Before you know it, you will have the entire length of binding folded and pressed in half!

Now on to the next fold and press...

Starting second fold

Open strip and make next fold

Open the end of your pressed strip, wrong side up.

Fold each end in towards the center fold, as shown to the left.

Press the first 2-3 inches.

Insert sasher & secure end of strip

Insert into sashing tool, as done in previous step (up into left vertical slit, down through right slit).

Pin the end to secure to ironing board.

Insert second fold into sashing tool

Press and slide.

Slide sashing tool with iron to create second fold

For this step, it is helpful to guide the fabric into place with your fingers ahead of the sasher (as shown left).

It helps ensure that your press is accurate and remains straight, AND your fingertips are far enough away from the iron that you don't get burned!  Win, Win!

You could stop here...but I didn't!

I took it one step further and pressed this prepared strip in half one more time so it was fully prepared quilt binding.

Fold strip in half one last time, with raw edges inside the fold.  Press the end of strip.  Insert sashing tool and pin the end of strip (as you have done in the previous steps).

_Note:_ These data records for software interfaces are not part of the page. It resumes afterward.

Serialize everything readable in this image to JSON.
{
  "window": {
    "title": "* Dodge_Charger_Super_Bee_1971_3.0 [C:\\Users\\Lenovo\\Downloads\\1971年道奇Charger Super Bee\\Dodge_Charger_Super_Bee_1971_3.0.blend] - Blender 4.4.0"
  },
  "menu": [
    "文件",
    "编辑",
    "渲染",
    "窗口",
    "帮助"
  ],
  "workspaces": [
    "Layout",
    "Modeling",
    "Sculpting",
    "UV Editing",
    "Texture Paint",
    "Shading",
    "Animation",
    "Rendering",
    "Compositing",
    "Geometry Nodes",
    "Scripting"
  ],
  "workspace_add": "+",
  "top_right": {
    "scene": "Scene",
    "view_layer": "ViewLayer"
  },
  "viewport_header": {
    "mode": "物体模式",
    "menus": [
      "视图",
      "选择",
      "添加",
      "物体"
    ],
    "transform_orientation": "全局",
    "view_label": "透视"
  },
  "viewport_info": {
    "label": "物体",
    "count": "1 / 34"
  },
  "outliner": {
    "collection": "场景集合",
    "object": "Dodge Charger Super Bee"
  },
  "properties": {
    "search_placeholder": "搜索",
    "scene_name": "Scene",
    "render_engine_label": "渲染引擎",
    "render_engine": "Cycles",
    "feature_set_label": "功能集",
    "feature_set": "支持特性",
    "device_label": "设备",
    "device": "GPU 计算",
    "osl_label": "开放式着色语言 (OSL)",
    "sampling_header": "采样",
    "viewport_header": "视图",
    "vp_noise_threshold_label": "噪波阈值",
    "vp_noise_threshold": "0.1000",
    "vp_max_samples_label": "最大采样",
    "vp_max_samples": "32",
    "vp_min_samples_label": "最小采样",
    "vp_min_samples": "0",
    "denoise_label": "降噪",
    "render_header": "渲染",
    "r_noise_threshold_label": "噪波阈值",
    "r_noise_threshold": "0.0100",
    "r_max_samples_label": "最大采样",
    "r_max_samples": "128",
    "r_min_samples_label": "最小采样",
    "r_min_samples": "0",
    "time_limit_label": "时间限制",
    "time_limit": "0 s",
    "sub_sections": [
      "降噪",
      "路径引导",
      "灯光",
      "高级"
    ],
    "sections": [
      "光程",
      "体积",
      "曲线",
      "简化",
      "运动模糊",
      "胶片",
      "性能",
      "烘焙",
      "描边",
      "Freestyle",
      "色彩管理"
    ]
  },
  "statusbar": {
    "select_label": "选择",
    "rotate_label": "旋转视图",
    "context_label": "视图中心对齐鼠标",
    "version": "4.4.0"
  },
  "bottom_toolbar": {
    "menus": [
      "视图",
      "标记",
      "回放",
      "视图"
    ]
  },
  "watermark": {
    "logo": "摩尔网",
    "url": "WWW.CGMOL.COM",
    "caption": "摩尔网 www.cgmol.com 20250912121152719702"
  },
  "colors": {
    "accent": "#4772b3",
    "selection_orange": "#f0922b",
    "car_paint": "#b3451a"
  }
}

Press & Slide.

Pressing final fold using sashing tool as guide

As you can see in the pictures above, the binding strip is now narrower than the opening in the sashing tool.

You can still use this size tool to press the binding strip in half, but it takes a little more guiding than the previous steps needed.

To do this last press "correctly", you would need to use a 5/8 inch size sashing tool.  I only purchase the 1 1/4 inch size to start with....I may expand my collection though.

Raw binding strips
Prepared binding strips ready for atttachment

Product Review:

Friends this is waaaayyyy faster than not using a tool AND I didn't burn myself once....

which is unheard of!!!

So in review, I turned this mess of strips (above left) to this gloriously pressed and prepared binding (above right) ready for attachment in RECORD time!

All thanks to my new favorite tool.

This tool is available for purchase on several sewing and quilting websites, in addition to Amazon.  And to clarify, Jelly Rolls consist of fabric strips that are 2 1/2 inches wide.  Meaning the "Jelly Roll Sasher" tools are made to be used with fabric strips that are 2 1/2 inches wide, as mine was.

Overall Recommendation:

My friends, I am SOOOO glad that I invested the $12 on this amazing little tool!  If you make quilts or bound projects regularly....go and order one of these sweet little gadgets right now!

Seriously, I wish I would have discovered this years ago....

Attaching binding with big-stitch method

Click here and here, if you would like to see the glorious Our Star quilt that this bright and vibrant scrappy binding found its home on.

If you have used this awesome tool or have other binding tips & tricks to share, please comment below!  I am a huge fan in sharing and learning from fellow sewers : )

Thanks for stopping by!

Jen J